Which turns into wishes

It was later that I learned that Dandelions could also be used for wishes. Pluck a fuzzy flower from the patch, close your eyes, make a wish, and blow. If all the seeds detach from the bud your wish will come true.

Who knows when this practice first emerged. There is not a plaque standing somewhere in a field of dandelions memorializing the very moment that one was transformed from a flower, to a vector for wishes.

There is the saying, when you see a field of dandelions do you see weeds or wishes?

As a kid walking to school, as the school year drew to a close, our walks were filled with wishes. So many so that we did not have to be miserly with our wants. For a moment, the world was full of possibilities.

Sure there were the wishes that might actually come true — a new lunchbox or bicycle and then there were those that were perhaps probable but not possible — -to live on a farm, to be taller, and then those that were as improbable as they were impossible, whispered into the air and borne aloft on an air current of hope.

Black and whilte drawing of a dandelion shedding its seeds.

Both hopes and wishes are a net cast into the future. I read that when we hope, there is often a possibility that what we hope for will actually happen. When we wish, it is for something we long for but might not actually get.

When hope can feel inaccessible, we default to wishes.

I don’t know about you, in this world, as of late, my hope has felt rather brittle. So much feels so big, so impossible, it can be hard to hope, because it can be hard to see possibility. And perhaps this is why wishes were born, to make mutable the immutable, to change the unchangeable, to hope for the seemingly un-hopeable.

Somewhere, some time ago, someone, standing in a field held a dandelion made a wish and exhaled it into the world and watched it float away.

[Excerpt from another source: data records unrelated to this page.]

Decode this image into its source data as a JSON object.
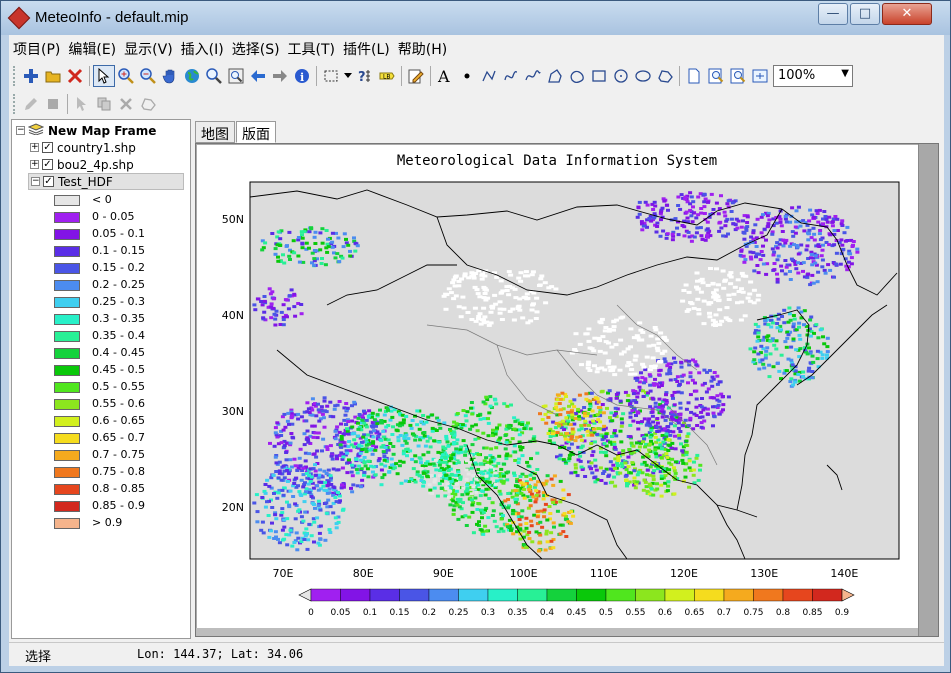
{
  "window": {
    "title": "MeteoInfo - default.mip"
  },
  "menu": [
    "项目(P)",
    "编辑(E)",
    "显示(V)",
    "插入(I)",
    "选择(S)",
    "工具(T)",
    "插件(L)",
    "帮助(H)"
  ],
  "toolbar": {
    "zoom_value": "100%",
    "buttons1": [
      "add-layer",
      "open",
      "remove-layer",
      "select",
      "zoom-in",
      "zoom-out",
      "pan",
      "full-extent",
      "zoom-to-layer",
      "zoom-selected",
      "back",
      "forward",
      "identify",
      "select-features",
      "select-dropdown",
      "measure",
      "label",
      "edit-pen",
      "text",
      "point",
      "polyline",
      "curve",
      "freehand",
      "polygon",
      "curve-polygon",
      "rectangle",
      "circle",
      "ellipse",
      "irregular",
      "page",
      "zoom-layout-in",
      "zoom-layout-out",
      "fit-layout"
    ],
    "buttons2": [
      "edit",
      "stop-edit",
      "select-vertex",
      "copy-feature",
      "delete-feature",
      "add-ring"
    ]
  },
  "layers": {
    "frame": "New Map Frame",
    "items": [
      {
        "name": "country1.shp",
        "checked": true
      },
      {
        "name": "bou2_4p.shp",
        "checked": true
      },
      {
        "name": "Test_HDF",
        "checked": true,
        "selected": true
      }
    ],
    "legend": [
      {
        "label": "< 0",
        "color": "#e6e6e6"
      },
      {
        "label": "0 - 0.05",
        "color": "#a020f0"
      },
      {
        "label": "0.05 - 0.1",
        "color": "#8214e6"
      },
      {
        "label": "0.1 - 0.15",
        "color": "#5a2ee6"
      },
      {
        "label": "0.15 - 0.2",
        "color": "#4a55e6"
      },
      {
        "label": "0.2 - 0.25",
        "color": "#4c8cf0"
      },
      {
        "label": "0.25 - 0.3",
        "color": "#3fcff0"
      },
      {
        "label": "0.3 - 0.35",
        "color": "#28f0c8"
      },
      {
        "label": "0.35 - 0.4",
        "color": "#28f096"
      },
      {
        "label": "0.4 - 0.45",
        "color": "#14d23c"
      },
      {
        "label": "0.45 - 0.5",
        "color": "#0ac80a"
      },
      {
        "label": "0.5 - 0.55",
        "color": "#50e61e"
      },
      {
        "label": "0.55 - 0.6",
        "color": "#8ce61e"
      },
      {
        "label": "0.6 - 0.65",
        "color": "#d2f01e"
      },
      {
        "label": "0.65 - 0.7",
        "color": "#f5dc1e"
      },
      {
        "label": "0.7 - 0.75",
        "color": "#f5aa1e"
      },
      {
        "label": "0.75 - 0.8",
        "color": "#f0781e"
      },
      {
        "label": "0.8 - 0.85",
        "color": "#e6461e"
      },
      {
        "label": "0.85 - 0.9",
        "color": "#d2281e"
      },
      {
        "label": "> 0.9",
        "color": "#f5b48c"
      }
    ]
  },
  "tabs": [
    "地图",
    "版面"
  ],
  "active_tab": 1,
  "layout": {
    "title": "Meteorological Data Information System",
    "lon_ticks": [
      "70E",
      "80E",
      "90E",
      "100E",
      "110E",
      "120E",
      "130E",
      "140E"
    ],
    "lat_ticks": [
      "50N",
      "40N",
      "30N",
      "20N"
    ],
    "colorbar_labels": [
      "0",
      "0.05",
      "0.1",
      "0.15",
      "0.2",
      "0.25",
      "0.3",
      "0.35",
      "0.4",
      "0.45",
      "0.5",
      "0.55",
      "0.6",
      "0.65",
      "0.7",
      "0.75",
      "0.8",
      "0.85",
      "0.9"
    ]
  },
  "status": {
    "mode": "选择",
    "coords": "Lon: 144.37; Lat: 34.06"
  }
}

I love this ability that we have as humans to transform something so seemingly mundane into something magnificent. I love that this humble, unloved and often unwanted weed, chased from lawns and sidewalk cracks, somehow has the ability to transform from a mere weed to a vector of wishes. Buoyed first by our breath, and then by air currents, a floating mote of hope that might land on a stretch of grass or in a tiny fissure of dirt in a cracked and abandoned parking lot, and then take hold.

Because if we can, through a simple trick of the imagination, transform weeds to wishes, then maybe we can also transform or change things in this life we don’t think it is possible to change or transform.

There is the saying, when you see a field of dandelions do you see weeds or wishes?

What weeds do we want to transform to wishes?



Jeanne M. Lambin

I help people imagine, create, and live better stories for themselves, their communities, and the world.